── Listed records
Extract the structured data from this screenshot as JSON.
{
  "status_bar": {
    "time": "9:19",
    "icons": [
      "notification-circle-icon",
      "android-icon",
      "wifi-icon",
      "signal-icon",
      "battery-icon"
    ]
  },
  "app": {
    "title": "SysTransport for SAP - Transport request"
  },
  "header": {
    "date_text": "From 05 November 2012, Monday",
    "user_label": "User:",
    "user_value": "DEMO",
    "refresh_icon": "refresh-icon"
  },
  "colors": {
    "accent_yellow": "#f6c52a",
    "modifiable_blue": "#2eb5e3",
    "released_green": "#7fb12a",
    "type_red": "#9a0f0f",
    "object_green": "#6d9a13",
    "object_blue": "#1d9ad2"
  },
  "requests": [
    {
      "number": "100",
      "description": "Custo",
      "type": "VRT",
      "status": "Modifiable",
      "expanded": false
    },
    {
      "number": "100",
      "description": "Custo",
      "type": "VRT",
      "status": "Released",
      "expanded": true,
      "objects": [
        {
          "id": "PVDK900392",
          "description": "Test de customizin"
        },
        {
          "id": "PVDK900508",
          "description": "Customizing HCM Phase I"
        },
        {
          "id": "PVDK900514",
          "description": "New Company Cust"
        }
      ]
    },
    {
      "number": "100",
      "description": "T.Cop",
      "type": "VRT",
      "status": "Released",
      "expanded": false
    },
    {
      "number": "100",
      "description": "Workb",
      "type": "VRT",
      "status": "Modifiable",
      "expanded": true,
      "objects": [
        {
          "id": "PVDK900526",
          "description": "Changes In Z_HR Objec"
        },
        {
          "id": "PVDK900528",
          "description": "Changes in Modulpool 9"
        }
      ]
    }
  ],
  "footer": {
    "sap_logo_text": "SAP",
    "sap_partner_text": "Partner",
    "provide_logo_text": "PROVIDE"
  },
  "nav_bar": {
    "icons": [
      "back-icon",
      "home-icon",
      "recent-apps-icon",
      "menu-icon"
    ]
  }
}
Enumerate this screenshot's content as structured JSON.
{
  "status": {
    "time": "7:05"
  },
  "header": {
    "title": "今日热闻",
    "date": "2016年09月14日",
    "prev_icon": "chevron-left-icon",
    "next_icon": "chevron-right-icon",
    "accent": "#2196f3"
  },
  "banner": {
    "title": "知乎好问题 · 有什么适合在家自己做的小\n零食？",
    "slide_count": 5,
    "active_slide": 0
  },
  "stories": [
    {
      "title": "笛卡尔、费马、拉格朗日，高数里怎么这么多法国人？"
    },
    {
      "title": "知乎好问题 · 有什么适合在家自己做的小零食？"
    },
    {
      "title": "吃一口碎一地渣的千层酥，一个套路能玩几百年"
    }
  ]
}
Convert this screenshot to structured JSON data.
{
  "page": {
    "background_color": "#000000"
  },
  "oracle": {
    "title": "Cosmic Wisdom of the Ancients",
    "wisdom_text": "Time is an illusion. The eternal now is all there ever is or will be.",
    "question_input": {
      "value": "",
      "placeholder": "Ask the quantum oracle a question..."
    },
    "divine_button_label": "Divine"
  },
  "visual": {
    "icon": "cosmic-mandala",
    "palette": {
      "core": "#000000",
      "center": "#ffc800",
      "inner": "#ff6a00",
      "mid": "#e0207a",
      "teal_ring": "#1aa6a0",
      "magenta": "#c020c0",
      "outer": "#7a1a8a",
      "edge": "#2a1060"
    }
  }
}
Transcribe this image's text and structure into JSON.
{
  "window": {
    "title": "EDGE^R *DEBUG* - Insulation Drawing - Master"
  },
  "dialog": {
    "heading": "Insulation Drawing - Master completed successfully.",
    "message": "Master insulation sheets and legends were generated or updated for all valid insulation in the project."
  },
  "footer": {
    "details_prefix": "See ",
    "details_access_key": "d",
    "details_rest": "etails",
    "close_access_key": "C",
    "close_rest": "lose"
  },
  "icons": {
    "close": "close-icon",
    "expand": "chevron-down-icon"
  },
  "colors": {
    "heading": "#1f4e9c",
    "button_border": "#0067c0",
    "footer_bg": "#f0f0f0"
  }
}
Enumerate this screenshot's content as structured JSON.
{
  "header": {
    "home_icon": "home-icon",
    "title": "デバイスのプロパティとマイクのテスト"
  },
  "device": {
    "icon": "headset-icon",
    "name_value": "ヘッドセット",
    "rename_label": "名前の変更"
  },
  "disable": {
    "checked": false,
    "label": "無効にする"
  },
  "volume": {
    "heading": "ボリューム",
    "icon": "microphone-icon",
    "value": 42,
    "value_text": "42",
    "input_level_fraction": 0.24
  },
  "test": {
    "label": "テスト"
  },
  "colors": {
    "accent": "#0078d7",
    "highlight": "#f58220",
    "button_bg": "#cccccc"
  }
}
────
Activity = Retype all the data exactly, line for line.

Exercise response =
Extract the structured data from this screenshot as JSON.
{
  "status_bar": {
    "time": "9:19",
    "icons": [
      "notification-circle-icon",
      "android-icon",
      "wifi-icon",
      "signal-icon",
      "battery-icon"
    ]
  },
  "app": {
    "title": "SysTransport for SAP - Transport request"
  },
  "header": {
    "date_text": "From 05 November 2012, Monday",
    "user_label": "User:",
    "user_value": "DEMO",
    "refresh_icon": "refresh-icon"
  },
  "colors": {
    "accent_yellow": "#f6c52a",
    "modifiable_blue": "#2eb5e3",
    "released_green": "#7fb12a",
    "type_red": "#9a0f0f",
    "object_green": "#6d9a13",
    "object_blue": "#1d9ad2"
  },
  "requests": [
    {
      "number": "100",
      "description": "Custo",
      "type": "VRT",
      "status": "Modifiable",
      "expanded": false
    },
    {
      "number": "100",
      "description": "Custo",
      "type": "VRT",
      "status": "Released",
      "expanded": true,
      "objects": [
        {
          "id": "PVDK900392",
          "description": "Test de customizin"
        },
        {
          "id": "PVDK900508",
          "description": "Customizing HCM Phase I"
        },
        {
          "id": "PVDK900514",
          "description": "New Company Cust"
        }
      ]
    },
    {
      "number": "100",
      "description": "T.Cop",
      "type": "VRT",
      "status": "Released",
      "expanded": false
    },
    {
      "number": "100",
      "description": "Workb",
      "type": "VRT",
      "status": "Modifiable",
      "expanded": true,
      "objects": [
        {
          "id": "PVDK900526",
          "description": "Changes In Z_HR Objec"
        },
        {
          "id": "PVDK900528",
          "description": "Changes in Modulpool 9"
        }
      ]
    }
  ],
  "footer": {
    "sap_logo_text": "SAP",
    "sap_partner_text": "Partner",
    "provide_logo_text": "PROVIDE"
  },
  "nav_bar": {
    "icons": [
      "back-icon",
      "home-icon",
      "recent-apps-icon",
      "menu-icon"
    ]
  }
}
Enumerate this screenshot's content as structured JSON.
{
  "status": {
    "time": "7:05"
  },
  "header": {
    "title": "今日热闻",
    "date": "2016年09月14日",
    "prev_icon": "chevron-left-icon",
    "next_icon": "chevron-right-icon",
    "accent": "#2196f3"
  },
  "banner": {
    "title": "知乎好问题 · 有什么适合在家自己做的小\n零食？",
    "slide_count": 5,
    "active_slide": 0
  },
  "stories": [
    {
      "title": "笛卡尔、费马、拉格朗日，高数里怎么这么多法国人？"
    },
    {
      "title": "知乎好问题 · 有什么适合在家自己做的小零食？"
    },
    {
      "title": "吃一口碎一地渣的千层酥，一个套路能玩几百年"
    }
  ]
}
Convert this screenshot to structured JSON data.
{
  "page": {
    "background_color": "#000000"
  },
  "oracle": {
    "title": "Cosmic Wisdom of the Ancients",
    "wisdom_text": "Time is an illusion. The eternal now is all there ever is or will be.",
    "question_input": {
      "value": "",
      "placeholder": "Ask the quantum oracle a question..."
    },
    "divine_button_label": "Divine"
  },
  "visual": {
    "icon": "cosmic-mandala",
    "palette": {
      "core": "#000000",
      "center": "#ffc800",
      "inner": "#ff6a00",
      "mid": "#e0207a",
      "teal_ring": "#1aa6a0",
      "magenta": "#c020c0",
      "outer": "#7a1a8a",
      "edge": "#2a1060"
    }
  }
}
Transcribe this image's text and structure into JSON.
{
  "window": {
    "title": "EDGE^R *DEBUG* - Insulation Drawing - Master"
  },
  "dialog": {
    "heading": "Insulation Drawing - Master completed successfully.",
    "message": "Master insulation sheets and legends were generated or updated for all valid insulation in the project."
  },
  "footer": {
    "details_prefix": "See ",
    "details_access_key": "d",
    "details_rest": "etails",
    "close_access_key": "C",
    "close_rest": "lose"
  },
  "icons": {
    "close": "close-icon",
    "expand": "chevron-down-icon"
  },
  "colors": {
    "heading": "#1f4e9c",
    "button_border": "#0067c0",
    "footer_bg": "#f0f0f0"
  }
}
Enumerate this screenshot's content as structured JSON.
{
  "header": {
    "home_icon": "home-icon",
    "title": "デバイスのプロパティとマイクのテスト"
  },
  "device": {
    "icon": "headset-icon",
    "name_value": "ヘッドセット",
    "rename_label": "名前の変更"
  },
  "disable": {
    "checked": false,
    "label": "無効にする"
  },
  "volume": {
    "heading": "ボリューム",
    "icon": "microphone-icon",
    "value": 42,
    "value_text": "42",
    "input_level_fraction": 0.24
  },
  "test": {
    "label": "テスト"
  },
  "colors": {
    "accent": "#0078d7",
    "highlight": "#f58220",
    "button_bg": "#cccccc"
  }
}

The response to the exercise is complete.